How a father reacts when a perceived avalanche comes towards him and his family was the focus of Ruben Östlund's Force Majeure. That film was marked by a dark sense of humor and an icy tone as it observed the fallout of a father's cowardice in front of his wife and kids. Nat Faxan and Jim Rash's Americanized remake comes at the premise from a warmer place.
Will Ferrell plays the father and Julia Louis-Dreyfus plays the wife. They have a natural chemistry together. Ferrell is subdued here, playing the father as less an ego-centric scoundrel and more as a schlub who has forgotten his role in the family. Louis-Dreyfus adds layers to her character, often anchoring the film with her more open performance as she processes the many emotions from having her husband run from her and her kids in the face of death.
American remakes tend to be messy, reductive affairs. In some ways, Downhill is reductive. Far less thematically layered than Force Majeure, the film instead focuses more attention on the wife's emotional journey. It also gives her more agency, particularly sexually, with the addition of a scene where she is seduced by a ski instructor. These changes help to distinguish Downhill from the original film. However, some of the acidic humor is lost as is the more nuanced relationship dynamics explored in the original.
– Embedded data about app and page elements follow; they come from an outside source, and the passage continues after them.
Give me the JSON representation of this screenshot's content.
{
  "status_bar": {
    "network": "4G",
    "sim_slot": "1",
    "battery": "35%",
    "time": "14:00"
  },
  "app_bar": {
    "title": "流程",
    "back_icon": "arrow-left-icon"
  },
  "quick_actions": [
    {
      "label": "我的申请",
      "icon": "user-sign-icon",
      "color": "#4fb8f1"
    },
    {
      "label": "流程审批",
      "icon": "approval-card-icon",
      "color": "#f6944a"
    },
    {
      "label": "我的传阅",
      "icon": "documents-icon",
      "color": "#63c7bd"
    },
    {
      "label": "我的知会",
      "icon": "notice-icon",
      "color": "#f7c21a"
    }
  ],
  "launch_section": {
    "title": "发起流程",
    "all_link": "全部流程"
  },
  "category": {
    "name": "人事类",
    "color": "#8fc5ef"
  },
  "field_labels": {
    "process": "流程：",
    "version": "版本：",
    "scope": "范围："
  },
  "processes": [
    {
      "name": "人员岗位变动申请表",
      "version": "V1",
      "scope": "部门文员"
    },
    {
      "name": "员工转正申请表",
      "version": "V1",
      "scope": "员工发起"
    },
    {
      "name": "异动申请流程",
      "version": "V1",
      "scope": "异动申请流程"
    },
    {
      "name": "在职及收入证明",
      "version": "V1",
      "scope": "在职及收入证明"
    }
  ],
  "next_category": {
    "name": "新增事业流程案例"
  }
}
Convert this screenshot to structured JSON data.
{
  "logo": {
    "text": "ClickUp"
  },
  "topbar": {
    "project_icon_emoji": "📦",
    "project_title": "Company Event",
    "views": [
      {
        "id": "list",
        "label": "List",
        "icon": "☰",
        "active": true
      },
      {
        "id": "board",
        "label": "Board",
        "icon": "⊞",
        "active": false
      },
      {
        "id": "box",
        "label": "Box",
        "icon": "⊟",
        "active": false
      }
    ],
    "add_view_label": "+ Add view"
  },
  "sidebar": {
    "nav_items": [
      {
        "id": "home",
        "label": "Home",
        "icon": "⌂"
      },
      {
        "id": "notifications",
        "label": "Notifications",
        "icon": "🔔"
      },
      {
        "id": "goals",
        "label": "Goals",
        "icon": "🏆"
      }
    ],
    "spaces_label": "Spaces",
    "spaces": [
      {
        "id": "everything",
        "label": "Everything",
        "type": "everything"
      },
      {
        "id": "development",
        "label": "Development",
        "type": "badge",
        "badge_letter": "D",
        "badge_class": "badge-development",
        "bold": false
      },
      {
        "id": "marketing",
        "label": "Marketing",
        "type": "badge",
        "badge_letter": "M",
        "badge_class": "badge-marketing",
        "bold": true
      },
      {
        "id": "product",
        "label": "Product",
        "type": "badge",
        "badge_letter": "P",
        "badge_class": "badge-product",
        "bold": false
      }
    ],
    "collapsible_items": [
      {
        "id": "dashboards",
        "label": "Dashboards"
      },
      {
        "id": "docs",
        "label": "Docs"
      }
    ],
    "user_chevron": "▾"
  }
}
Downhill's more sensitive approach to the story allows for one key scene to be an improvement over Force Majeure. When the wife confronts her husband, who has denied what really happened up to this point, in front of his coworker (Zack Woods) the film comes alive. This is largely due to Dreyfus who gives the scene more layers. She knows she shouldn't let this event define their relationship but she can't look at her husband until he can admit what happened. She ends up involving her kids in the argument making the scene harsher than anything in the original film.
Where Downhill falters is in its attempts at broad humor. The ski instructor is a caricature of a character we have seen in many comedies. The horny European resort worker, played with verve by Miranda Otto, produces zero laughs. The counterpoint to this character in the original allows the film to criticize the institution of marriage and works far better. The need to appeal to American audiences expecting big laughs from these two comedy stars leads to a woefully unfunny masturbation scene that feels shoehorned in.
At a scant 85 minutes, Downhill manages a fair amount of real drama. The ending feels a bit too spelled out as the filmmakers don't seem to trust their audience. It is a shame because the ending is one thing that needed to be improved from the original film. All in all, this is a better than you may expect remake but if subtitles don't bother you, go check out the original first.